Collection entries
+---+

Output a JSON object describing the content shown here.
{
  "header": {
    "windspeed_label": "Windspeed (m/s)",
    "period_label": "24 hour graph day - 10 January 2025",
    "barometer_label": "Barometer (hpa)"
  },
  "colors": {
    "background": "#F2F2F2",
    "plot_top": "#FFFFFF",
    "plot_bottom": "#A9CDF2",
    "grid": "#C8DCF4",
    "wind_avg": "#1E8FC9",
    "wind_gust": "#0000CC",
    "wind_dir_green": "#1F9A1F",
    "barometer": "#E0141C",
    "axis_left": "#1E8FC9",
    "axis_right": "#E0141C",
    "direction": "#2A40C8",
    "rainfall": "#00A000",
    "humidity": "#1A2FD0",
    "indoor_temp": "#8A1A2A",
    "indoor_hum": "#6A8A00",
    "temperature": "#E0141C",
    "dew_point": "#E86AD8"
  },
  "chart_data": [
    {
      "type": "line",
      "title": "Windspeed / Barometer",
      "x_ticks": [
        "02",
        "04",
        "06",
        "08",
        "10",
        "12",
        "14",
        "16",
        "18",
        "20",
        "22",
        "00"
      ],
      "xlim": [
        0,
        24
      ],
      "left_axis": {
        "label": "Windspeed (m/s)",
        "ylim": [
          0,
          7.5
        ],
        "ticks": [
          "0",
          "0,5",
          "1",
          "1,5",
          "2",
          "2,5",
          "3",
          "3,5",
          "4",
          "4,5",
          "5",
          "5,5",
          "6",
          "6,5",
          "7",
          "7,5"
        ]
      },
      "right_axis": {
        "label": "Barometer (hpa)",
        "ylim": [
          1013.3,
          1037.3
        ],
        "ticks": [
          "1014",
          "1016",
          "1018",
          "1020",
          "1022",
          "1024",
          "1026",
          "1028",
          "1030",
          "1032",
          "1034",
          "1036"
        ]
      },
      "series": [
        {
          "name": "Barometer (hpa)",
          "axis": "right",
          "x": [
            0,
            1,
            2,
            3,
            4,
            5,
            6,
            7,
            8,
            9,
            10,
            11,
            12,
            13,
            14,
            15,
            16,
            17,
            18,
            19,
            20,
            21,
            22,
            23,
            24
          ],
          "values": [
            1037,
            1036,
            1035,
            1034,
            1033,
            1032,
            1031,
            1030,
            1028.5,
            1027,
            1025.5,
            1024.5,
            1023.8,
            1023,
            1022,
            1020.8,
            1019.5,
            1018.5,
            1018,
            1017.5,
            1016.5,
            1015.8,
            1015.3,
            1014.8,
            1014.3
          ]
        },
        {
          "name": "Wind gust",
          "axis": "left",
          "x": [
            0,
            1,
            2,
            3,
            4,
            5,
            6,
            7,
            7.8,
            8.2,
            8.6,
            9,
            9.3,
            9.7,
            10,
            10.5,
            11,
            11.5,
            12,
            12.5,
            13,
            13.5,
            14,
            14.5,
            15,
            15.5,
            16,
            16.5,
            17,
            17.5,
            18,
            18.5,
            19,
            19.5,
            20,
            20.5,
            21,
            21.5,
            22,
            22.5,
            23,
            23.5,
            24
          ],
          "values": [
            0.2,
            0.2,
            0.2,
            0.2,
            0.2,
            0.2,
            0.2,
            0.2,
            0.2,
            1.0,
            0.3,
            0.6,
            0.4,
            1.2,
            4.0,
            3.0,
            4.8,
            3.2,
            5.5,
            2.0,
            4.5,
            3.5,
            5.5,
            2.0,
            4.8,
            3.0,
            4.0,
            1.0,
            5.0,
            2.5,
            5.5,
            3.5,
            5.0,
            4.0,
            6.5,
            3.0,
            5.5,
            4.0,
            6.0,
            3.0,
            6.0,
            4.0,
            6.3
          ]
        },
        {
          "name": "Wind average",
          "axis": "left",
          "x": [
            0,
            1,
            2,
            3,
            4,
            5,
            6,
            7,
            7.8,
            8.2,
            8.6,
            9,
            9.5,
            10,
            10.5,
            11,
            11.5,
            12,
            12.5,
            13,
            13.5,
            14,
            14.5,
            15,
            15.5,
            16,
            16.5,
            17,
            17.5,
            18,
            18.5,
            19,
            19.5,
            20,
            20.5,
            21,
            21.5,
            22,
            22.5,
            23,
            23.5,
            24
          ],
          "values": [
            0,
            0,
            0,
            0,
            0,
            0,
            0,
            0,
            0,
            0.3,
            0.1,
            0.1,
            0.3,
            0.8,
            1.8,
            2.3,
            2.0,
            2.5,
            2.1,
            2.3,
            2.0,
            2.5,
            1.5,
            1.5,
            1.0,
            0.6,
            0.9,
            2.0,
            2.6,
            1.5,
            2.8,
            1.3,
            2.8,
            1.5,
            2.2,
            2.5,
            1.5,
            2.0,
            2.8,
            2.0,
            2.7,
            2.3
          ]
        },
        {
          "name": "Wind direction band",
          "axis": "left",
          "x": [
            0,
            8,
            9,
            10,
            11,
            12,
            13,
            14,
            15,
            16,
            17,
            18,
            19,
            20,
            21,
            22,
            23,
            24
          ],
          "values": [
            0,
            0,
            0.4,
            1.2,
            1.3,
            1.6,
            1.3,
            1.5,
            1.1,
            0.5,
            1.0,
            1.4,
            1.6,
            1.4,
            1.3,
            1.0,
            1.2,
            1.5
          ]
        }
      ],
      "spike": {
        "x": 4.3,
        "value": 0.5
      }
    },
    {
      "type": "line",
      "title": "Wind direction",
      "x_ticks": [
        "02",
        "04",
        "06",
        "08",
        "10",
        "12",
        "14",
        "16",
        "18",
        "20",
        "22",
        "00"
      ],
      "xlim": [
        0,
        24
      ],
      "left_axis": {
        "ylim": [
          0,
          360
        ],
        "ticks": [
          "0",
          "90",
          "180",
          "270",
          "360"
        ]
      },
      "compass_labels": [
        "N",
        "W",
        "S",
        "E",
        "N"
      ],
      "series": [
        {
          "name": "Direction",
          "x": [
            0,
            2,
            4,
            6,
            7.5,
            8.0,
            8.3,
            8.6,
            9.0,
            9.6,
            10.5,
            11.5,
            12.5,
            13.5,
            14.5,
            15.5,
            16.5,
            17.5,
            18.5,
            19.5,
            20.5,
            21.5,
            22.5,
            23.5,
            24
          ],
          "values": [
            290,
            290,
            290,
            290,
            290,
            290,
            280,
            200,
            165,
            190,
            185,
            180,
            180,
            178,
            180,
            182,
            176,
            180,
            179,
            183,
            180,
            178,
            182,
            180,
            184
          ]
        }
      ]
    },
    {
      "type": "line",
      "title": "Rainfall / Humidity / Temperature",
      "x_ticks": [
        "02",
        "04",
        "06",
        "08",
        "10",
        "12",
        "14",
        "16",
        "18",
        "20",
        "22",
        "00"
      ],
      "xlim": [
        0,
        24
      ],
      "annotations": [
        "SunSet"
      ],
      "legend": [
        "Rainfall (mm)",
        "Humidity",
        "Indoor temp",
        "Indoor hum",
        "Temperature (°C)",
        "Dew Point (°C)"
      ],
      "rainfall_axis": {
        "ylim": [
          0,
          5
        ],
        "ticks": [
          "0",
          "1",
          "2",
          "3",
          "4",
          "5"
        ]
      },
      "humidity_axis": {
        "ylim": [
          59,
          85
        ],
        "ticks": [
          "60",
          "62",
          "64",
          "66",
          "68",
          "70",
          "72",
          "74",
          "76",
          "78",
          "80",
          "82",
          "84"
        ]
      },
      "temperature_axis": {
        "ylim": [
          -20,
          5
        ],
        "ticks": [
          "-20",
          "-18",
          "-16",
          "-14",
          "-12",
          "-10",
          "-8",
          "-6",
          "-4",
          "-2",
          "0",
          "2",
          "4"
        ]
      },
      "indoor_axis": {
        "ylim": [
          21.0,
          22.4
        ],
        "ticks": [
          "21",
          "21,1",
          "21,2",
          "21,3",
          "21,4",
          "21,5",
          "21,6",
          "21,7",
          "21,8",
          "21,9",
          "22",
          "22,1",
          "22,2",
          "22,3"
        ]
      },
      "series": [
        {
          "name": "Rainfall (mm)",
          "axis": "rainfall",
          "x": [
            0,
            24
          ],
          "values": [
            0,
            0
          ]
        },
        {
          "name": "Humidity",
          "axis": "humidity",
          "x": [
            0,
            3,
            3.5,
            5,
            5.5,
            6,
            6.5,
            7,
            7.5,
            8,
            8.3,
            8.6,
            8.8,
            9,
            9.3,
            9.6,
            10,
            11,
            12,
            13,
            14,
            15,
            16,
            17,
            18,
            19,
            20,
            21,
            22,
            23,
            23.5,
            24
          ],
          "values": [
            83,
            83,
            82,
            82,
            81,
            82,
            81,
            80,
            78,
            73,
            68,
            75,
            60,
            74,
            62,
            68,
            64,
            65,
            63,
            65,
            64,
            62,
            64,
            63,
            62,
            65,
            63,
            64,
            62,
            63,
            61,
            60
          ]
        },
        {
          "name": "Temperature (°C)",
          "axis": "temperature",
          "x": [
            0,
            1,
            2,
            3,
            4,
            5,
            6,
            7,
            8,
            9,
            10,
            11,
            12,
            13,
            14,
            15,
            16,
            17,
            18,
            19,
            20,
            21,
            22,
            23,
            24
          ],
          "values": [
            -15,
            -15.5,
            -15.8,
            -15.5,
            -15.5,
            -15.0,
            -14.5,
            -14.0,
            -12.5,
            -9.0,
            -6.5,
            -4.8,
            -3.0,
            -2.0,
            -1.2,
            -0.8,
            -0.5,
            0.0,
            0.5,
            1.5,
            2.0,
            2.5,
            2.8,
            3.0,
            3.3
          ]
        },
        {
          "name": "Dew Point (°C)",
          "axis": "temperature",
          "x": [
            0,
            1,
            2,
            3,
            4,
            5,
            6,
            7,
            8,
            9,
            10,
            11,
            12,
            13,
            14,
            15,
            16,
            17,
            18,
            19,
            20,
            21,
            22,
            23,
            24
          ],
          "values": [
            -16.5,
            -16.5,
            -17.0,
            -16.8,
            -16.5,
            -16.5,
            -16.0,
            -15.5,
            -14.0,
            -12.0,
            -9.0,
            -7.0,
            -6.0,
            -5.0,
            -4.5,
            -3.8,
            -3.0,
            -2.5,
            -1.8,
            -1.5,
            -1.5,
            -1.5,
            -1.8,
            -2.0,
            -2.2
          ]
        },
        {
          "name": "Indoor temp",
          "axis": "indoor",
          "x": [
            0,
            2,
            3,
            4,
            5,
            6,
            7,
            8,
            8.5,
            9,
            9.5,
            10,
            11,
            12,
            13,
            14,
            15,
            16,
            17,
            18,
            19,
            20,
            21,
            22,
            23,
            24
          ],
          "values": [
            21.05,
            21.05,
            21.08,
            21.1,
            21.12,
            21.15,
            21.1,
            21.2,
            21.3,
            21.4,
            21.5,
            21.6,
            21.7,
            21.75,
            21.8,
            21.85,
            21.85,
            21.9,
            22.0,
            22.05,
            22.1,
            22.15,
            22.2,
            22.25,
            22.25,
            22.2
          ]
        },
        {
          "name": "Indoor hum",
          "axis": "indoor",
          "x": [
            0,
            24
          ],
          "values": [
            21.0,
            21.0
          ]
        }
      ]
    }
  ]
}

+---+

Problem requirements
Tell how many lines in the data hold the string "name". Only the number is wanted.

Answer below
11